Dataset entries:
+ + + +
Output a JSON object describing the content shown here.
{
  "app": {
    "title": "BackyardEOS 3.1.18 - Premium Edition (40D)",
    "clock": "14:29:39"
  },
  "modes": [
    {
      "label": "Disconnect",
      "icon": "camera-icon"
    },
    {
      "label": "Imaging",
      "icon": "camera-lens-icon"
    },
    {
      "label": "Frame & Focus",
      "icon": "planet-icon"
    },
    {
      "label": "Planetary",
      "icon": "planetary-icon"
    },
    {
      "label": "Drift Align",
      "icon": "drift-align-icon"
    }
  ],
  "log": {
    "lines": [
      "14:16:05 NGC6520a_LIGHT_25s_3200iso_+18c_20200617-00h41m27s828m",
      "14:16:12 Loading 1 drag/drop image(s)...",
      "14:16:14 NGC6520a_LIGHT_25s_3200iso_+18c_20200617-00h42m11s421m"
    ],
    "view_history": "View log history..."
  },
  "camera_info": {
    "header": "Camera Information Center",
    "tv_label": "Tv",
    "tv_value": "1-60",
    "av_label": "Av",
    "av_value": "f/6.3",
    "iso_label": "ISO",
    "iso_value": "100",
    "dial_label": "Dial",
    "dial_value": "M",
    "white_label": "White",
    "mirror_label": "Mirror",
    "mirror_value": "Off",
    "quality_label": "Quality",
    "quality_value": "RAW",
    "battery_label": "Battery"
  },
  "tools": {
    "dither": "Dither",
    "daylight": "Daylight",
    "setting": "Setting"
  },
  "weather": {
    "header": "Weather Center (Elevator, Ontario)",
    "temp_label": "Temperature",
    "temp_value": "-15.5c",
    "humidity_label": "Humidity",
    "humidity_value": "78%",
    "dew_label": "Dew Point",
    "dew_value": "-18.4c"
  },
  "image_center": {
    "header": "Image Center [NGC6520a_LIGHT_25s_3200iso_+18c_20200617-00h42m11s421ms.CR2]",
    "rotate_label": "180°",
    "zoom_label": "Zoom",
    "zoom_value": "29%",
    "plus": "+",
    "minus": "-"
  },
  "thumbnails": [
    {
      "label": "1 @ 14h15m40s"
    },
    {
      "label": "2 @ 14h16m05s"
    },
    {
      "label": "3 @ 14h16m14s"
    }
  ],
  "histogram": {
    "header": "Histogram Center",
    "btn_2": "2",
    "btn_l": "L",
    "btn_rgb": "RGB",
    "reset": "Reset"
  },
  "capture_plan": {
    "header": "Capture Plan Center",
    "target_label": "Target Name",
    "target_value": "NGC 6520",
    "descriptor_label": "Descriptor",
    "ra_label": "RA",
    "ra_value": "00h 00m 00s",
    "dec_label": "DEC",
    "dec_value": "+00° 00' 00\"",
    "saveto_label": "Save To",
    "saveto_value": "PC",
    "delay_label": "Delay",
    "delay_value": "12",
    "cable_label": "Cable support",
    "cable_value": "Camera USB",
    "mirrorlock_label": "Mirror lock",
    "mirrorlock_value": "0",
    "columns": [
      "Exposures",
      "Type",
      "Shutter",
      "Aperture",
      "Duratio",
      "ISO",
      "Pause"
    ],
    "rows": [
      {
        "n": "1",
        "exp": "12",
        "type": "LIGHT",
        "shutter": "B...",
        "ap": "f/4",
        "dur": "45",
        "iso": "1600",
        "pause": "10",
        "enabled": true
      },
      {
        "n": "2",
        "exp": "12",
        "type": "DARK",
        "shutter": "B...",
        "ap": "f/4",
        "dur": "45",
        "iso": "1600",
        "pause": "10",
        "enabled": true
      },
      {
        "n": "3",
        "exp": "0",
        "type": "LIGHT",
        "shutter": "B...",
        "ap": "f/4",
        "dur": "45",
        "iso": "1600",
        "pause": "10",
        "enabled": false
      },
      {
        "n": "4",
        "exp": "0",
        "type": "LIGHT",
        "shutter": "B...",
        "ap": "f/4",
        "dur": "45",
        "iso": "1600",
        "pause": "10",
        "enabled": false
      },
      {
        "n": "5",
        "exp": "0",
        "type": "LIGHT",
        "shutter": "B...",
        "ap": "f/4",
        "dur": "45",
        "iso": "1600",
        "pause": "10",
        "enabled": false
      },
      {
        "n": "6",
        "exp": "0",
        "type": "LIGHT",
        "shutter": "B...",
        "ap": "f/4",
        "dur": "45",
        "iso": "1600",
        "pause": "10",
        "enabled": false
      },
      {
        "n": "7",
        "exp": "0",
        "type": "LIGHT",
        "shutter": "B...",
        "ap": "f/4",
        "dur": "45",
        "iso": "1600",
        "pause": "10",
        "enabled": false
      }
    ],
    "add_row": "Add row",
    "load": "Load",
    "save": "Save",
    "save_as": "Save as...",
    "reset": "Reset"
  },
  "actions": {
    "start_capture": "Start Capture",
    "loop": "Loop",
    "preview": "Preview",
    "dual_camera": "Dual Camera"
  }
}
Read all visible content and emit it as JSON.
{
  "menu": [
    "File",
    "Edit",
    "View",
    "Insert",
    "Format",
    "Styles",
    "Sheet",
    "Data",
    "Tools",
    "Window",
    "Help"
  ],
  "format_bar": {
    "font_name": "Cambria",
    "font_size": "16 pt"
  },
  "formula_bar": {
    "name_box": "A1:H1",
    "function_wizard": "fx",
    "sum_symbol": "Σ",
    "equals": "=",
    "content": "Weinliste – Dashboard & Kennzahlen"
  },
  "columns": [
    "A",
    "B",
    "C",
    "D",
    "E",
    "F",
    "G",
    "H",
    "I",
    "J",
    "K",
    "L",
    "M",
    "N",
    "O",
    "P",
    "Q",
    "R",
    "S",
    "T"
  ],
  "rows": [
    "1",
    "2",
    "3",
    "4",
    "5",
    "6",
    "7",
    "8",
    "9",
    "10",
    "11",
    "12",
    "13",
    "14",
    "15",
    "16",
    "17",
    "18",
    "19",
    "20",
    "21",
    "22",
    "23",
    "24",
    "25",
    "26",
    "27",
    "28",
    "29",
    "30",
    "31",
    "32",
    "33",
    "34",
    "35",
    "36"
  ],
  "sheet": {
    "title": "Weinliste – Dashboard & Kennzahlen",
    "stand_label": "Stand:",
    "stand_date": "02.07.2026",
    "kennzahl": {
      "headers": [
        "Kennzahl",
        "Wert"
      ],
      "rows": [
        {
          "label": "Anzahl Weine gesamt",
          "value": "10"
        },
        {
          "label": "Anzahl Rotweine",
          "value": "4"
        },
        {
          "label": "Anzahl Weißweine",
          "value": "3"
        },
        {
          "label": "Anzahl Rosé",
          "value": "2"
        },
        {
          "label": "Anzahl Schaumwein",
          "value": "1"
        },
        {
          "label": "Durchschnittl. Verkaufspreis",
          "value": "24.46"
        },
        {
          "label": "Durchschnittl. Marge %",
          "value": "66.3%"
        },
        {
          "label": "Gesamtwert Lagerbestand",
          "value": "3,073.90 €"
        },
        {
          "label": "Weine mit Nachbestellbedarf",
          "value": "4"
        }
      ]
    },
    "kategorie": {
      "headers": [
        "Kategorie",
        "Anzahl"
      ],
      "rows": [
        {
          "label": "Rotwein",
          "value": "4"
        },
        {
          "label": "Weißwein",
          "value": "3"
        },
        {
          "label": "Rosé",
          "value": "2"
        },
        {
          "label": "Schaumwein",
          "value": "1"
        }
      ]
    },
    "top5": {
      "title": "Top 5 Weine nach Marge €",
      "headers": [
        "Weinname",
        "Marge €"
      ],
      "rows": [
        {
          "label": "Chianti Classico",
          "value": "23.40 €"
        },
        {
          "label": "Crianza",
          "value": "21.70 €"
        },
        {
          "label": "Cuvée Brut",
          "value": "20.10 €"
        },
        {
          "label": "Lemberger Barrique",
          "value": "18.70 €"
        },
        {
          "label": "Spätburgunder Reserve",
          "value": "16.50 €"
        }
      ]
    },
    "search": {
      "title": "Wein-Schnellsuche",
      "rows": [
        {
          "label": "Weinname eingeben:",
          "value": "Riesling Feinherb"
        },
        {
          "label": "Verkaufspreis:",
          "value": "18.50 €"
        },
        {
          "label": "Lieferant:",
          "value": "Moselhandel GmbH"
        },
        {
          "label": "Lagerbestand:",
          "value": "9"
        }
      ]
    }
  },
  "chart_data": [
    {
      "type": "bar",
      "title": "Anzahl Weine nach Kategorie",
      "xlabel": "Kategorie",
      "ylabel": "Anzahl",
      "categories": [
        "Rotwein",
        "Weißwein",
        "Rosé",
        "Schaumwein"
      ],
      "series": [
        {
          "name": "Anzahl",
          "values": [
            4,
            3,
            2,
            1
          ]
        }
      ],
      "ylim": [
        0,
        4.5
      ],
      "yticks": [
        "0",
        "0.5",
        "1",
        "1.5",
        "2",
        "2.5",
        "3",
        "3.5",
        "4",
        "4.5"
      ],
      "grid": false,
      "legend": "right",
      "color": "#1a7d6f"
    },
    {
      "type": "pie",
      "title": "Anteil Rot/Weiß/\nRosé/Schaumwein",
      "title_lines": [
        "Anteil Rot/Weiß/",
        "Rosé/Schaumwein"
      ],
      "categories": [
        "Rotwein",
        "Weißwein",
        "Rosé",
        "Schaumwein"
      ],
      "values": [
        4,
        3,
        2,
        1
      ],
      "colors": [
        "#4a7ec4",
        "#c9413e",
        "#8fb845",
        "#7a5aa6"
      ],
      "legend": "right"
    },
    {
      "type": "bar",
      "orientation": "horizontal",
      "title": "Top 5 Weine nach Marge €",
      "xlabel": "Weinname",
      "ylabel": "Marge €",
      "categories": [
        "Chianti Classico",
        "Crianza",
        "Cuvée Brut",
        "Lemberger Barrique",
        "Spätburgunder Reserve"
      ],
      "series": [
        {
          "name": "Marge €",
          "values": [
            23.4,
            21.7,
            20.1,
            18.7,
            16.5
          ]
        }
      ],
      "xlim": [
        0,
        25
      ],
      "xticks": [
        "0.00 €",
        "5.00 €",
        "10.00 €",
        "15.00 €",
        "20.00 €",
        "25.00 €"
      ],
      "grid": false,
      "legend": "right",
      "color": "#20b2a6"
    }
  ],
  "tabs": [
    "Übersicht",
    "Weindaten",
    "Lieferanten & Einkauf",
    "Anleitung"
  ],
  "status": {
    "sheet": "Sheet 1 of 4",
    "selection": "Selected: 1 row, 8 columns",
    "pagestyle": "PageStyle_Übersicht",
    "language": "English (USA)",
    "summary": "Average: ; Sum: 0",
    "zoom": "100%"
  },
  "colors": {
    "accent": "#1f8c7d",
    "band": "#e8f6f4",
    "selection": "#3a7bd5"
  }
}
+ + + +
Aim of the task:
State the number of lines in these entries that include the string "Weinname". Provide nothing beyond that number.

Answer:
3